N2 - Background: Circulating cholesterol levels have been linked to PD, but not directly to brain physiology. Objective: To assess whether brain cholesterol metabolism is related to PD. Methods: Sixty PD patients and 64 controls were recruited from an academic movement disorder clinic (2009–2012). Thirty-five PD patients and 33 controls returned approximately 36 months later. Fasting plasma (S)24-OH-cholesterol (brain-derived cholesterol metabolite) and 27-OH-cholesterol (peripheral cholesterol metabolite) were quantified. Odds ratios for PD were derived from logistic regression models, adjusting for potential confounders. Relationships between the oxysterols and clinical measurements were explored using Spearman correlation coefficients. Results: Mean age of PD subjects was 63.8 ± 8.3 years and disease duration was 5.0 ± 5.4 years. Plasma (S)24-OH-cholesterol levels were inversely associated with the odds of having PD, with an odds ratio of 0.92 (95% confidence interval: 0.87–0.97) for each 1-ng/mL increase (P = 0.004). Compared to the lowest tertile, the odds ratio was 0.34 (0.12–0.98) for the second tertile (P = 0.045) and 0.08 (0.02–0.31) for the highest tertile (P < 0.001). Higher (S)24-OH-cholesterol levels also were correlated with better sense of smell (r = 0.35; P = 0.01). No significant associations were found between clinical measures and 27-OH-cholesterol, a peripheral cholesterol metabolite. Furthermore, (S)24-OH-cholesterol levels were stable over time, whereas 27-OH-cholesterol decreased with time in both cases and controls. Conclusions: Results indicate that plasma (S)24-OH-cholesterol (possibly reflecting brain cholesterol metabolism) is inversely linked to PD, is relatively stable over time, and may serve as a new biomarker for PD. Further investigation is necessary to determine the mechanistic and clinical implications.
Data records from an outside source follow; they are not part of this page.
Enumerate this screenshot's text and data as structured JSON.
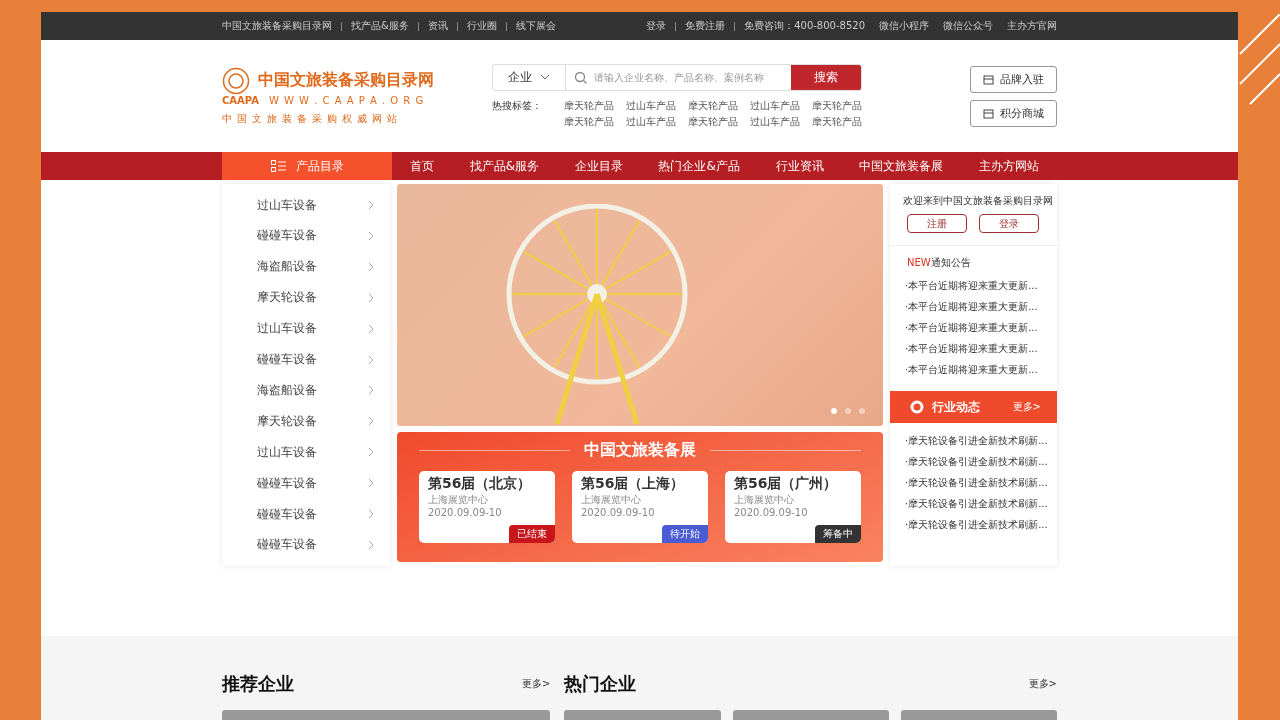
{
  "top_bar": {
    "left_links": [
      "中国文旅装备采购目录网",
      "找产品&服务",
      "资讯",
      "行业圈",
      "线下展会"
    ],
    "right_links": [
      "登录",
      "免费注册",
      "免费咨询：400-800-8520",
      "微信小程序",
      "微信公众号",
      "主办方官网"
    ]
  },
  "header": {
    "logo": {
      "title": "中国文旅装备采购目录网",
      "abbr": "CAAPA",
      "url": "W W W . C A A P A . O R G",
      "slogan": "中国文旅装备采购权威网站"
    },
    "search": {
      "scope": "企业",
      "placeholder": "请输入企业名称、产品名称、案例名称",
      "button": "搜索",
      "hot_label": "热搜标签：",
      "hot_tags": [
        "摩天轮产品",
        "过山车产品",
        "摩天轮产品",
        "过山车产品",
        "摩天轮产品",
        "摩天轮产品",
        "过山车产品",
        "摩天轮产品",
        "过山车产品",
        "摩天轮产品"
      ]
    },
    "buttons": [
      "品牌入驻",
      "积分商城"
    ]
  },
  "nav": {
    "category_button": "产品目录",
    "items": [
      "首页",
      "找产品&服务",
      "企业目录",
      "热门企业&产品",
      "行业资讯",
      "中国文旅装备展",
      "主办方网站"
    ]
  },
  "categories": [
    "过山车设备",
    "碰碰车设备",
    "海盗船设备",
    "摩天轮设备",
    "过山车设备",
    "碰碰车设备",
    "海盗船设备",
    "摩天轮设备",
    "过山车设备",
    "碰碰车设备",
    "碰碰车设备",
    "碰碰车设备"
  ],
  "banner": {
    "dots": [
      {
        "selected": true
      },
      {
        "selected": false
      },
      {
        "selected": false
      }
    ]
  },
  "expo": {
    "title": "中国文旅装备展",
    "cards": [
      {
        "title": "第56届（北京）",
        "venue": "上海展览中心",
        "date": "2020.09.09-10",
        "status": "已结束",
        "color": "#c8161d"
      },
      {
        "title": "第56届（上海）",
        "venue": "上海展览中心",
        "date": "2020.09.09-10",
        "status": "待开始",
        "color": "#4a5bd4"
      },
      {
        "title": "第56届（广州）",
        "venue": "上海展览中心",
        "date": "2020.09.09-10",
        "status": "筹备中",
        "color": "#333333"
      }
    ]
  },
  "sidebar": {
    "welcome": "欢迎来到中国文旅装备采购目录网",
    "buttons": [
      "注册",
      "登录"
    ],
    "notice_badge": "NEW",
    "notice_title": "通知公告",
    "notices": [
      "·本平台近期将迎来重大更新...",
      "·本平台近期将迎来重大更新...",
      "·本平台近期将迎来重大更新...",
      "·本平台近期将迎来重大更新...",
      "·本平台近期将迎来重大更新..."
    ],
    "news_title": "行业动态",
    "news_more": "更多>",
    "news": [
      "·摩天轮设备引进全新技术刷新...",
      "·摩天轮设备引进全新技术刷新...",
      "·摩天轮设备引进全新技术刷新...",
      "·摩天轮设备引进全新技术刷新...",
      "·摩天轮设备引进全新技术刷新..."
    ]
  },
  "sections": [
    {
      "title": "推荐企业",
      "more": "更多>"
    },
    {
      "title": "热门企业",
      "more": "更多>"
    }
  ]
}
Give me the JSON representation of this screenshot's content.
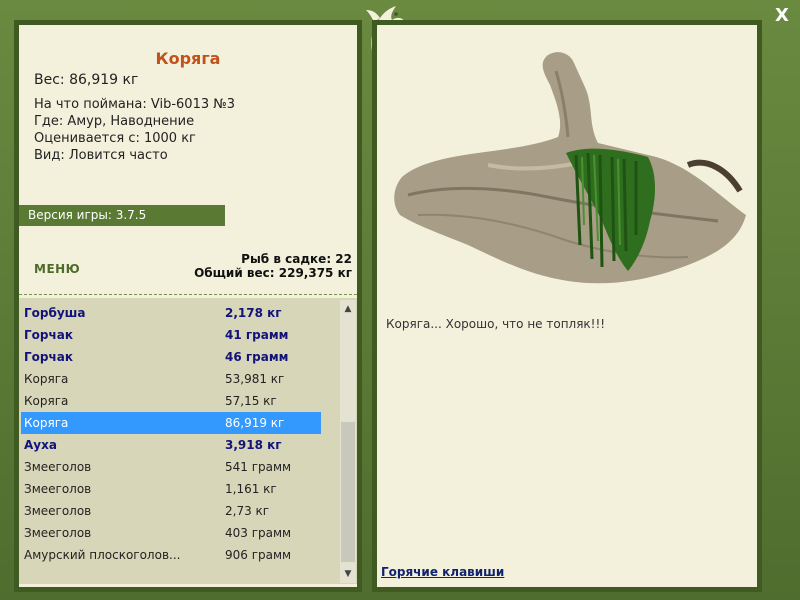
{
  "window": {
    "close_label": "X"
  },
  "fish": {
    "title": "Коряга",
    "weight": "Вес: 86,919 кг",
    "bait": "На что поймана: Vib-6013 №3",
    "place": "Где: Амур, Наводнение",
    "value": "Оценивается с: 1000 кг",
    "rarity": "Вид: Ловится часто"
  },
  "version": "Версия игры: 3.7.5",
  "menu_label": "МЕНЮ",
  "stats": {
    "count": "Рыб в садке: 22",
    "total": "Общий вес: 229,375 кг"
  },
  "catch_list": [
    {
      "name": "Горбуша",
      "weight": "2,178 кг"
    },
    {
      "name": "Горчак",
      "weight": "41 грамм"
    },
    {
      "name": "Горчак",
      "weight": "46 грамм"
    },
    {
      "name": "Коряга",
      "weight": "53,981 кг"
    },
    {
      "name": "Коряга",
      "weight": "57,15 кг"
    },
    {
      "name": "Коряга",
      "weight": "86,919 кг"
    },
    {
      "name": "Ауха",
      "weight": "3,918 кг"
    },
    {
      "name": "Змееголов",
      "weight": "541 грамм"
    },
    {
      "name": "Змееголов",
      "weight": "1,161 кг"
    },
    {
      "name": "Змееголов",
      "weight": "2,73 кг"
    },
    {
      "name": "Змееголов",
      "weight": "403 грамм"
    },
    {
      "name": "Амурский плоскоголов...",
      "weight": "906 грамм"
    }
  ],
  "caption": "Коряга... Хорошо, что не топляк!!!",
  "hotkeys_label": "Горячие клавиши",
  "colors": {
    "accent": "#5a7a34",
    "selected": "#3399ff",
    "title": "#c2521a",
    "highlight_text": "#12137a"
  }
}
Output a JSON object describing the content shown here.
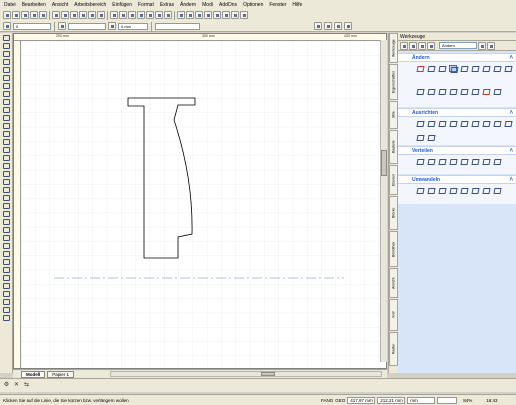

AB - Background: Circulating cholesterol levels have been linked to PD, but not directly to brain physiology. Objective: To assess whether brain cholesterol metabolism is related to PD. Methods: Sixty PD patients and 64 controls were recruited from an academic movement disorder clinic (2009–2012). Thirty-five PD patients and 33 controls returned approximately 36 months later. Fasting plasma (S)24-OH-cholesterol (brain-derived cholesterol metabolite) and 27-OH-cholesterol (peripheral cholesterol metabolite) were quantified. Odds ratios for PD were derived from logistic regression models, adjusting for potential confounders. Relationships between the oxysterols and clinical measurements were explored using Spearman correlation coefficients. Results: Mean age of PD subjects was 63.8 ± 8.3 years and disease duration was 5.0 ± 5.4 years. Plasma (S)24-OH-cholesterol levels were inversely associated with the odds of having PD, with an odds ratio of 0.92 (95% confidence interval: 0.87–0.97) for each 1-ng/mL increase (P = 0.004). Compared to the lowest tertile, the odds ratio was 0.34 (0.12–0.98) for the second tertile (P = 0.045) and 0.08 (0.02–0.31) for the highest tertile (P < 0.001). Higher (S)24-OH-cholesterol levels also were correlated with better sense of smell (r = 0.35; P = 0.01). No significant associations were found between clinical measures and 27-OH-cholesterol, a peripheral cholesterol metabolite. Furthermore, (S)24-OH-cholesterol levels were stable over time, whereas 27-OH-cholesterol decreased with time in both cases and controls. Conclusions: Results indicate that plasma (S)24-OH-cholesterol (possibly reflecting brain cholesterol metabolism) is inversely linked to PD, is relatively stable over time, and may serve as a new biomarker for PD. Further investigation is necessary to determine the mechanistic and clinical implications.

UR - http://www.scopus.com/inward/record.url?scp=85060615805&partnerID=8YFLogxK

UR - http://www.scopus.com/inward/citedby.url?scp=85060615805&partnerID=8YFLogxK

U2 - 10.1002/mds.27609

DO - 10.1002/mds.27609

M3 - Article

C2 - 30681742

AN - SCOPUS:85060615805

VL - 34

SP - 386

EP - 395

JO - Movement Disorders

JF - Movement Disorders

SN - 0885-3185

IS - 3

ER -